A few months ago, I discussed the role of data visualization in learning. Recently more tools have been developed that make it easier for one to create clear graphics to visualize relationships. I have been exploring one tool that is in beta development called Easelly--www.easel.ly. This tool provides a canvas and a selection of "Vhemes" like those shown below which are different templates that are ready to edit.
I experimented with the Venn diagram and created this graphic in a few minutes. But I did find that there were some small glitches using the tool in the Chrome browser(the textbox pop-up for editing opened last remained on the screen and the delete key would sometimes not work). I switched to Firefox and these small (but annoying) problems disappeared. So in a few minutes I made the following venn diagram about learning communities.
The share options included download, url, and embedded code. It was easy to work with and I think this program has great potential.
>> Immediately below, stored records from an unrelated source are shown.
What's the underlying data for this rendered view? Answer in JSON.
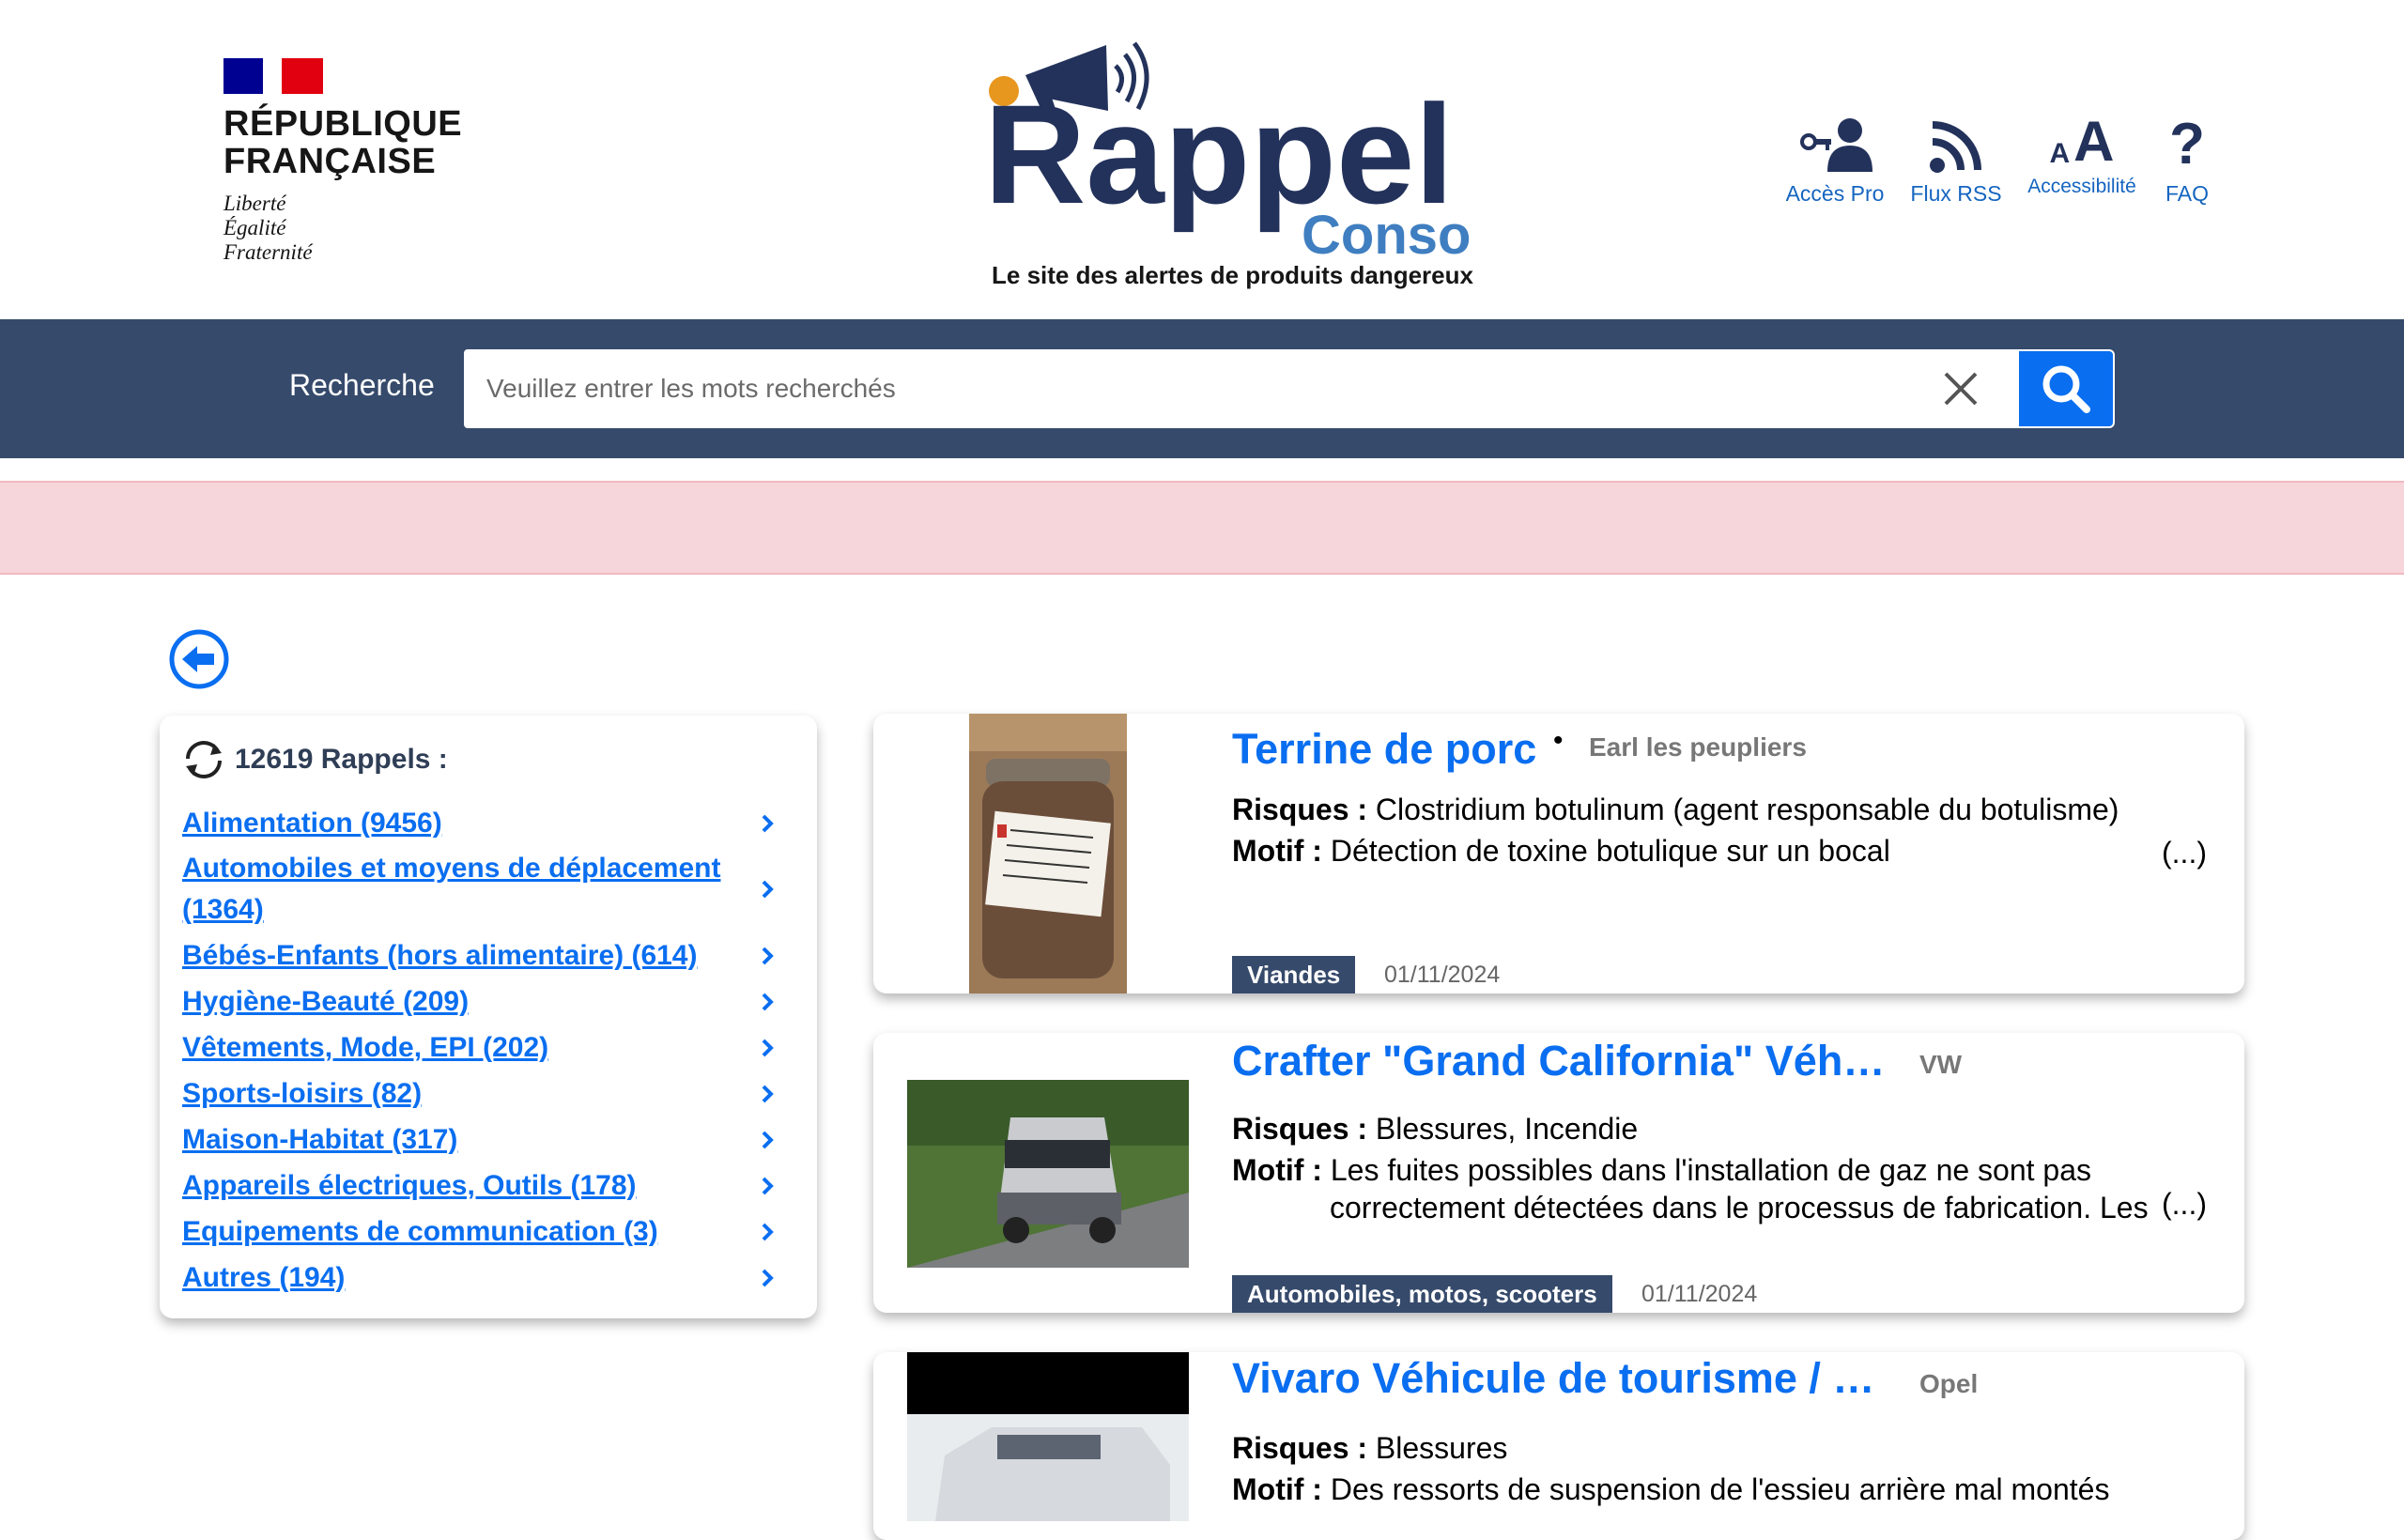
{
  "header": {
    "rf": {
      "line1": "RÉPUBLIQUE",
      "line2": "FRANÇAISE",
      "motto1": "Liberté",
      "motto2": "Égalité",
      "motto3": "Fraternité"
    },
    "logo": {
      "word1": "Rappel",
      "word2": "Conso",
      "tagline": "Le site des alertes de produits dangereux"
    },
    "tools": [
      {
        "label": "Accès Pro",
        "icon": "key-user-icon"
      },
      {
        "label": "Flux RSS",
        "icon": "rss-icon"
      },
      {
        "label": "Accessibilité",
        "icon": "text-size-icon"
      },
      {
        "label": "FAQ",
        "icon": "question-icon"
      }
    ]
  },
  "search": {
    "label": "Recherche",
    "placeholder": "Veuillez entrer les mots recherchés",
    "value": ""
  },
  "sidebar": {
    "count": "12619 Rappels  :",
    "items": [
      {
        "label": "Alimentation (9456)"
      },
      {
        "label": "Automobiles et moyens de déplacement (1364)"
      },
      {
        "label": "Bébés-Enfants (hors alimentaire) (614)"
      },
      {
        "label": "Hygiène-Beauté (209)"
      },
      {
        "label": "Vêtements, Mode, EPI (202)"
      },
      {
        "label": "Sports-loisirs (82)"
      },
      {
        "label": "Maison-Habitat (317)"
      },
      {
        "label": "Appareils électriques, Outils (178)"
      },
      {
        "label": "Equipements de communication (3)"
      },
      {
        "label": "Autres (194)"
      }
    ]
  },
  "results": [
    {
      "title": "Terrine de porc",
      "brand": "Earl les peupliers",
      "risques_label": "Risques :",
      "risques": "Clostridium botulinum (agent responsable du botulisme)",
      "motif_label": "Motif :",
      "motif": "Détection de toxine botulique sur un bocal",
      "more": "(...)",
      "category": "Viandes",
      "date": "01/11/2024"
    },
    {
      "title": "Crafter \"Grand California\" Véhicule de loisirs",
      "brand": "VW",
      "risques_label": "Risques :",
      "risques": "Blessures, Incendie",
      "motif_label": "Motif :",
      "motif": "Les fuites possibles dans l'installation de gaz ne sont pas",
      "motif2": "correctement détectées dans le processus de fabrication. Les",
      "more": "(...)",
      "category": "Automobiles, motos, scooters",
      "date": "01/11/2024"
    },
    {
      "title": "Vivaro Véhicule de tourisme / Véhicule utilitaire",
      "brand": "Opel",
      "risques_label": "Risques :",
      "risques": "Blessures",
      "motif_label": "Motif :",
      "motif": "Des ressorts de suspension de l'essieu arrière mal montés"
    }
  ],
  "colors": {
    "navy": "#364a6b",
    "accent": "#0a6ef0",
    "alert_bg": "#f7d6db"
  }
}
My next experiment was to work with the grapic of the US map with percent circles. I was hoping for some numerical control over the size of the circles and did not find that. This is not Excel and the graphics are not proportional and there is nothing to help you scale them. I did work on using the size of circles and the size of text to give a visual representation of the the current presidential polling data. This graph took a bit more time, but well under an hour to create. I found that I could figure out all of the graphic commands without needing to read any instructions. When I needed to change something or adjust the size, I could easily find the way to do it lookin up at the tool bar. I especially liked the easy way of moving the graphics forward and backwards with arrows under the word position. The hand icon for moving the graphic with the line and arrow for adjusting size does just what you expect them to do.
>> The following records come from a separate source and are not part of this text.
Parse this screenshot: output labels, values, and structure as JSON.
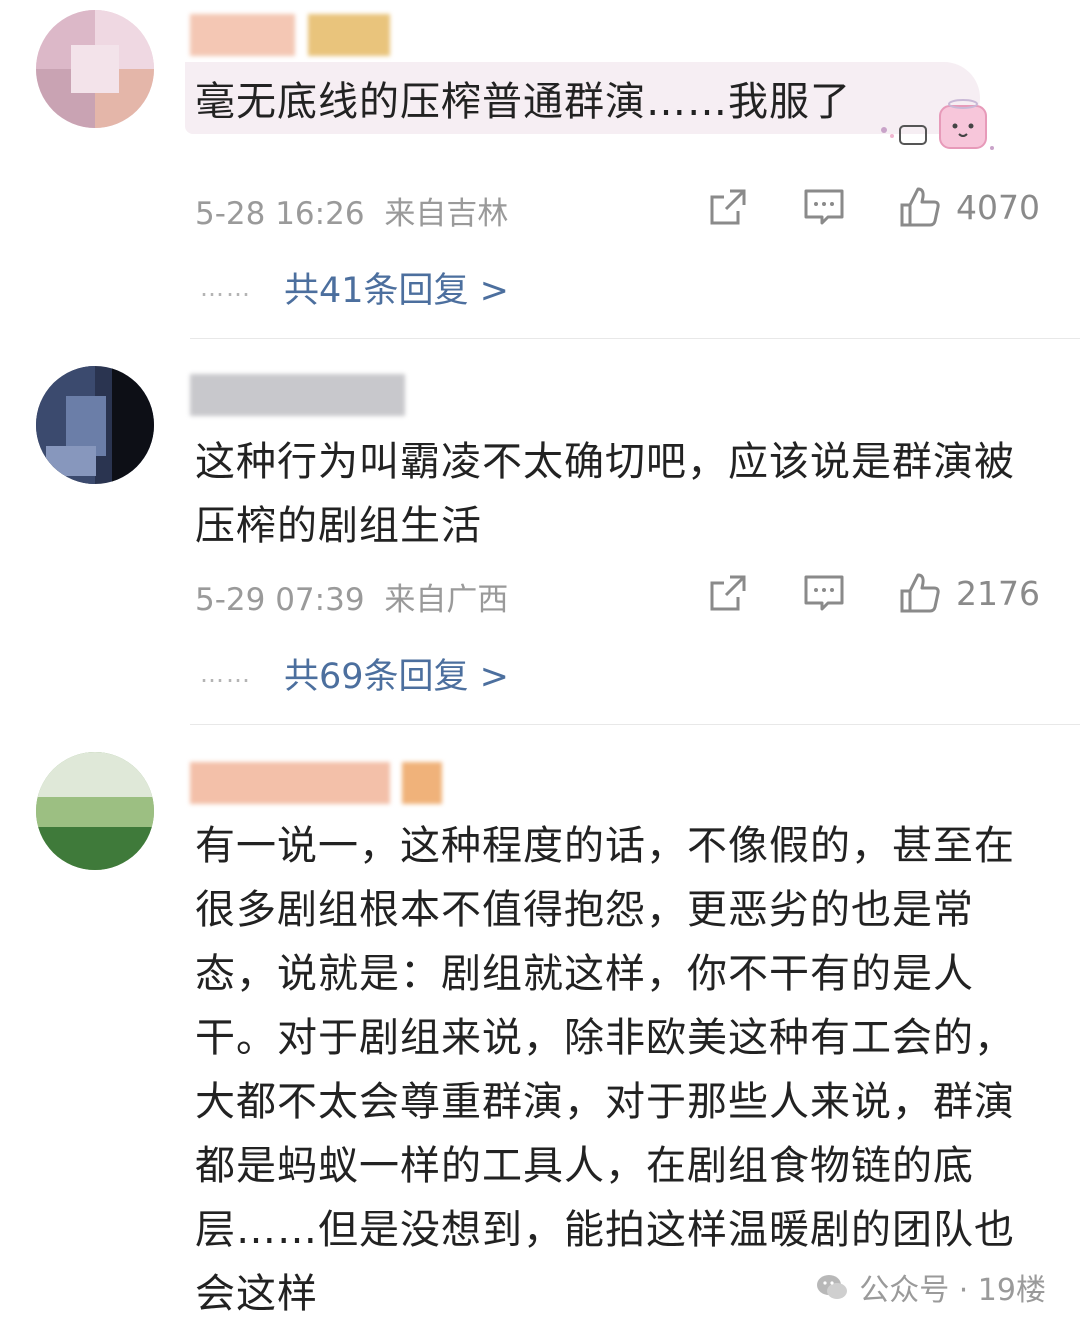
{
  "comments": [
    {
      "text": "毫无底线的压榨普通群演……我服了",
      "date": "5-28 16:26",
      "location": "来自吉林",
      "likes": "4070",
      "replies": "共41条回复 >",
      "dots": "……"
    },
    {
      "text": "这种行为叫霸凌不太确切吧，应该说是群演被压榨的剧组生活",
      "date": "5-29 07:39",
      "location": "来自广西",
      "likes": "2176",
      "replies": "共69条回复 >",
      "dots": "……"
    },
    {
      "text": "有一说一，这种程度的话，不像假的，甚至在很多剧组根本不值得抱怨，更恶劣的也是常态，说就是：剧组就这样，你不干有的是人干。对于剧组来说，除非欧美这种有工会的，大都不太会尊重群演，对于那些人来说，群演都是蚂蚁一样的工具人，在剧组食物链的底层……但是没想到，能拍这样温暖剧的团队也会这样"
    }
  ],
  "watermark": {
    "text": "公众号 · 19楼"
  },
  "colors": {
    "reply_link": "#4c6f9e",
    "meta": "#9a9a9a",
    "bubble": "#f6eef3"
  }
}
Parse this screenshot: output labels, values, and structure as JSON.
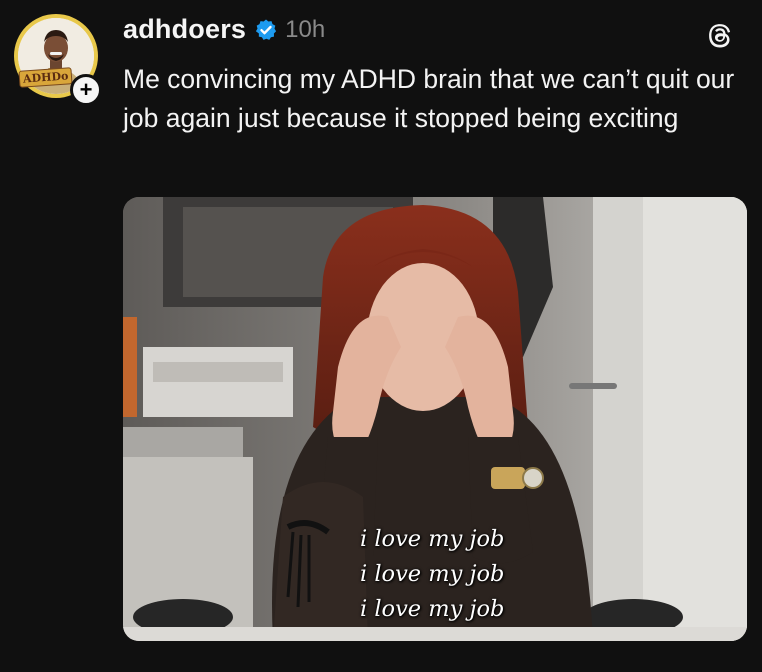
{
  "post": {
    "username": "adhdoers",
    "timestamp": "10h",
    "caption": "Me convincing my ADHD brain that we can’t quit our job again just because it stopped being exciting",
    "avatar_badge": "ADHDo",
    "follow_symbol": "+",
    "media": {
      "overlay_lines": [
        "i love my job",
        "i love my job",
        "i love my job"
      ]
    }
  },
  "colors": {
    "background": "#101010",
    "verified": "#1d9bf0",
    "timestamp": "#8a8a8a",
    "avatar_ring": "#e8c84a"
  },
  "icons": {
    "verified": "verified-badge-icon",
    "threads": "threads-logo-icon",
    "follow": "plus-icon"
  }
}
So this is my mapping of polls results in the presidential campaign. Once I got started, I wanted to change the states colors to blue and red. But I could not do this. The states were not individual graphics. So while this program worked well, we always want more for what we don't pay for. I have to say I was impressed with this tool and remained amazed at what is available for use without cost. The editor of Wired predicted this cycle of "free" tools on his TED talk a good number of years ago and I was skeptical. But I am a happy believer these days.
I tried a second tool that also looked promising. This one is called infogram (inforg.am). I used the same polling data and chose the theme/template that looked most promising. The program was difficult to figure out. I had to enter the data a number of times as the choices were not transparent to me. Simple things like changing the color of the people in the chart was also very limited and not at all clear. Even harder was to figure out the ratio. The data I put in was in three rows: Obama, Romney and Undecided. I put in the percent for each of the categories. The representation looks right but the number of people on the screen far exceed 100. If I could get them to 100, the data would be clear but I saw no options to change this. The ability to ability to interact with the chart--even through it was minimal- could be helpful. But it also makes it hard to see the data in one screen. So for visualization purposes, this was not as successful a tool. The embed code was not apparent on initial sharing choices but after viewing it on the web, you have the option to get the code.
Finally, Gliffy (http://www.gliffy.com/) is a really useful tool for making grapics that has been around from some time . It is very easy to use. But it does not have the templates for creating data repressentations. I think that the more we can visualize data, the more likely we are to engage in data-driven decision making.